Other project members on the monitoring and evaluation team were Steve Kingi, Agribusiness Specialist; Seyi Fashokun, Accountant; Ms. Zulfawu Yahaya, Procurement Specialist; and Ms. Bola Adewole, Communication Officer and Ackson Mooya from IITA Zambia. Members of the ZARI team were Friday Sinkamba and Petan Hamzakaza.

Project stimulates rural economy by establishing cassava community processing centers in DRC

The Cassava Community Processing Centers (CCPCs) are currently stimulating the economy and creating employment to the rural populations of Kavumu village, in the Kabare territory of South-Kivu province of the DR Congo. Until the introduction of the CCPC in early 2015, there was serious unemployment for the inhabitants of Kavumu community.

The CCPC is a collective agroprocessing enterprise made of farmers’ groups for the processing of fresh cassava roots, High Quality Cassava Flour, fermented flour, garri, and starch. These activities within the Center bring the community together. boost the market for cassava roots, flour, and cassava recipes, and facilitate access to healthy cassava planting materials through the multiplication farms by CCPC members and the local farmers around the factory. Through the SARD-SC project, members of the CCPC were trained on good agronomic practices in cassava cropping systems, business plan development, and market linkage. At the end of the training, participants realized the many opportunities and profitable businesses in the cassava sector, and have now started practicing the techniques they learned.
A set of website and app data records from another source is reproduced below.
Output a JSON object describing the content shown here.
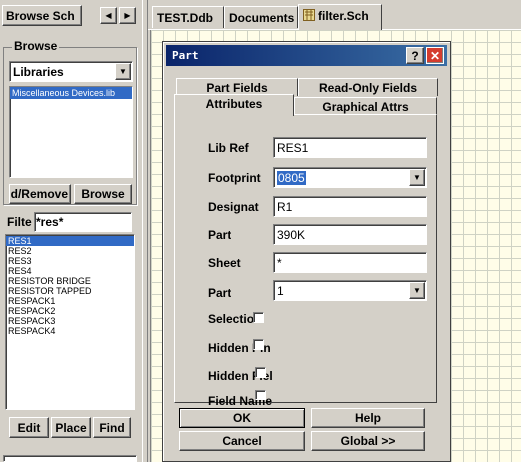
{
  "left_panel": {
    "tab_label": "Browse Sch",
    "browse_group": {
      "legend": "Browse",
      "dropdown_value": "Libraries",
      "library_item": "Miscellaneous Devices.lib",
      "remove_label": "d/Remove",
      "browse_label": "Browse"
    },
    "filter": {
      "label": "Filte",
      "value": "*res*"
    },
    "parts": [
      "RES1",
      "RES2",
      "RES3",
      "RES4",
      "RESISTOR BRIDGE",
      "RESISTOR TAPPED",
      "RESPACK1",
      "RESPACK2",
      "RESPACK3",
      "RESPACK4"
    ],
    "selected_part_index": 0,
    "buttons": {
      "edit": "Edit",
      "place": "Place",
      "find": "Find"
    }
  },
  "doc_tabs": [
    "TEST.Ddb",
    "Documents",
    "filter.Sch"
  ],
  "dialog": {
    "title": "Part",
    "tabs_back": [
      "Part Fields",
      "Read-Only Fields"
    ],
    "tabs_front": [
      "Attributes",
      "Graphical Attrs"
    ],
    "active_tab": "Attributes",
    "fields": {
      "lib_ref": {
        "label": "Lib Ref",
        "value": "RES1"
      },
      "footprint": {
        "label": "Footprint",
        "value": "0805"
      },
      "designator": {
        "label": "Designat",
        "value": "R1"
      },
      "part_type": {
        "label": "Part",
        "value": "390K"
      },
      "sheet": {
        "label": "Sheet",
        "value": "*"
      },
      "part_number": {
        "label": "Part",
        "value": "1"
      },
      "selection": {
        "label": "Selection",
        "checked": false
      },
      "hidden_pins": {
        "label": "Hidden Pin",
        "checked": false
      },
      "hidden_fields": {
        "label": "Hidden Fiel",
        "checked": false
      },
      "field_names": {
        "label": "Field Name",
        "checked": false
      }
    },
    "buttons": {
      "ok": "OK",
      "help": "Help",
      "cancel": "Cancel",
      "global": "Global >>"
    }
  },
  "colors": {
    "selection": "#316ac5",
    "titlebar_start": "#0a246a",
    "titlebar_end": "#3a6ea5",
    "sheet_background": "#fffde8",
    "close_button": "#d43c2e"
  }
}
They have also started training other small associations and farmer groups within their community.

In addition to the training, the project gave the organization healthy cassava planting materials for a 2 ha plot from which they harvested 67 tons of raw roots for US$5955.5 at 80 Fc/kg. Kavumu CCPC now employs five regular staff receiving monthly salaries as well as casual workers (around 20 persons each day).

Initially, market for the cassava products was a big problem until the CCPC was linked to the IITA Kalambo Youth Agripreneurs (IKYA). As the CCPC started boosting the market with cassava products, members of the Kavumu community were encouraged to get more involved in the cassava sector and many have benefitted greatly from it. A very good example is a young woman named Mapendo Kabiona Benedicte who is one of the Kavumu CCPC staff. She is the fifth child from a family of seven children (three girls and four boys) whose parents are farmers. Through the support of her parents, she had earlier obtained a diploma in 2014 but she couldn’t gain admission into university to pursue a degree due to lack of funds. As a result, she looked for a job, even as a primary school teacher, but could not get one.

However, following her successful participation in the SARD-SC project training Benedicte was offered a job at Kavumu CCPC with a monthly salary of US$60. In addition, she has been able to convince her parents to produce more cassava to supply CCPC. With increased resources, she has enrolled to study a course in the university.